I own a Nitty Gritty washer / vacuum, and in 30 years, I needed to replace the fluid pump by myself. A few years back I got curious and bought a Nessie Vinyl Cleaner, which is quieter than the Nitty Gritty. Both machines do a great job when cleaning records purchased new. However, over the past three years, I bought about 400 used records that needed deeper cleaning. Only iSonic with 10 record capacity could handle such job. These machines require you to dry the records properly right after they’ve been cleaned. I heard people use microfiber, which is not easy to do when you cleaning bulk. The Nitty Gritty 400 watts vacuum did that job like a charm. For iSonic, I added little “Simple Green” (biodegradable non abrasive cleaner) to filtered water. The results on used records were so good, I decided to do my own library. It took a few weekends over a number of months, but the results were worth the trouble. For daily record playing, I use the Nessie. When using ultrasonic cleaners, please protect your ears from noise, and wear N95 if you use cleaning materials that elevate or evaporate.

Enjoy

I own a Loricraft PRC4 that is extremely effective and easy to use. It’s not completely idiot-proof and it helps to be shown how to use it, but there are videos online by Mark Baker at Origin Live to show you how. I’ve done thousands of cleans and my son uses it as well. Records will be completely free of dirt and static and bone dry immediately after cleaning. The machine is relatively quiet, a gentle hum, so won’t disturb anyone.

The new Degritter https://degritter.com was crowdfunded. It is sold by my main dealer, who is very selective on what they sell, so I take that as a high compliment. I think it’s the first such machine they have sold in over 50 years of business. It’d meant to be very quiet and idiot-proof. It is slightly more expensive than the Loricraft, but takes up less space and is fully enclosed, so there is no risk of spillage and you can safely leave in your listening room.

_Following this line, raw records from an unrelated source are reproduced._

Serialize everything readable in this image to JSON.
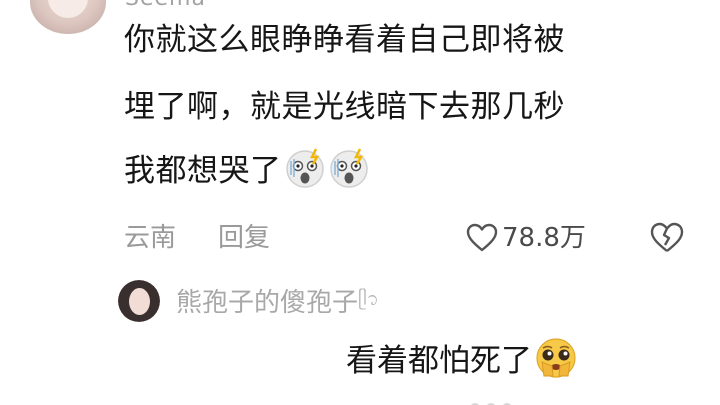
{
  "comment": {
    "username": "Seema",
    "lines": [
      "你就这么眼睁睁看着自己即将被",
      "埋了啊，就是光线暗下去那几秒",
      "我都想哭了"
    ],
    "emojis": [
      "scared-face-icon",
      "scared-face-icon"
    ],
    "location": "云南",
    "reply_label": "回复",
    "like_count": "78.8万"
  },
  "reply": {
    "username": "熊孢子的傻孢子",
    "username_decoration": "ᥫ᭡",
    "text": "看着都怕死了",
    "emoji": "pleading-face-icon"
  },
  "colors": {
    "text_primary": "#161616",
    "text_meta": "#9a9a9a",
    "emoji_yellow": "#f7c948",
    "emoji_gray": "#e6e6e6"
  }
}
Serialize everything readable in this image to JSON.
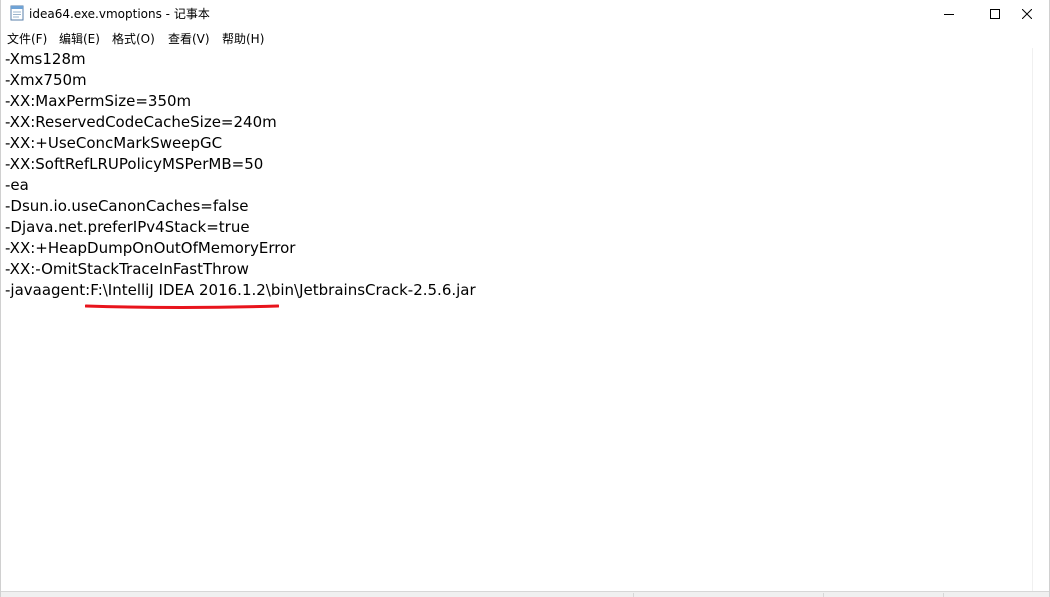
{
  "window": {
    "title": "idea64.exe.vmoptions - 记事本",
    "icon": "notepad-icon",
    "controls": [
      "minimize-icon",
      "maximize-icon",
      "close-icon"
    ]
  },
  "menu": {
    "items": [
      {
        "label": "文件(F)"
      },
      {
        "label": "编辑(E)"
      },
      {
        "label": "格式(O)"
      },
      {
        "label": "查看(V)"
      },
      {
        "label": "帮助(H)"
      }
    ]
  },
  "editor": {
    "lines": [
      "-Xms128m",
      "-Xmx750m",
      "-XX:MaxPermSize=350m",
      "-XX:ReservedCodeCacheSize=240m",
      "-XX:+UseConcMarkSweepGC",
      "-XX:SoftRefLRUPolicyMSPerMB=50",
      "-ea",
      "-Dsun.io.useCanonCaches=false",
      "-Djava.net.preferIPv4Stack=true",
      "-XX:+HeapDumpOnOutOfMemoryError",
      "-XX:-OmitStackTraceInFastThrow",
      "-javaagent:F:\\IntelliJ IDEA 2016.1.2\\bin\\JetbrainsCrack-2.5.6.jar"
    ],
    "annotation_color": "#e8141c"
  }
}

The key feature to the Loricraft is the extremely powerful vacuum used to suck off the cleaning liquid. It uses a thread passing through the sucker to maintain enough distance, perhaps 0.5mm, to avoid it sticking to the record. It therefore provides much more suction than a unit with a wand or arm over the whole record.

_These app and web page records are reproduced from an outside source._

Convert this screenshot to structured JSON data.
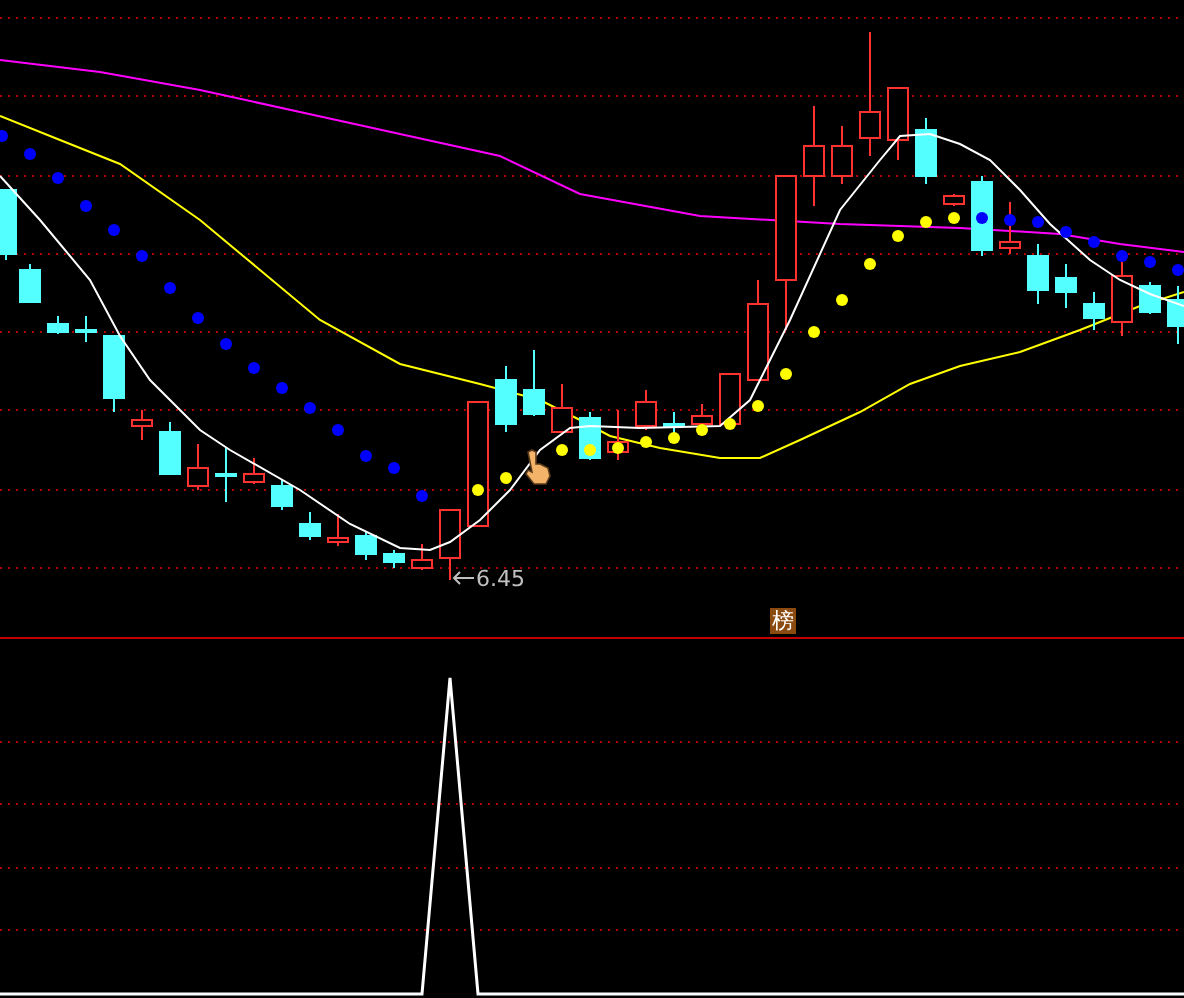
{
  "price_chart": {
    "low_label": "6.45"
  },
  "badge": {
    "label": "榜"
  }
}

The DeGritter filters the cleaning fluid as it operates, whereas I understand that standard industrial ultrasonic baths don’t and are best kept somewhere where spillage is not an issue.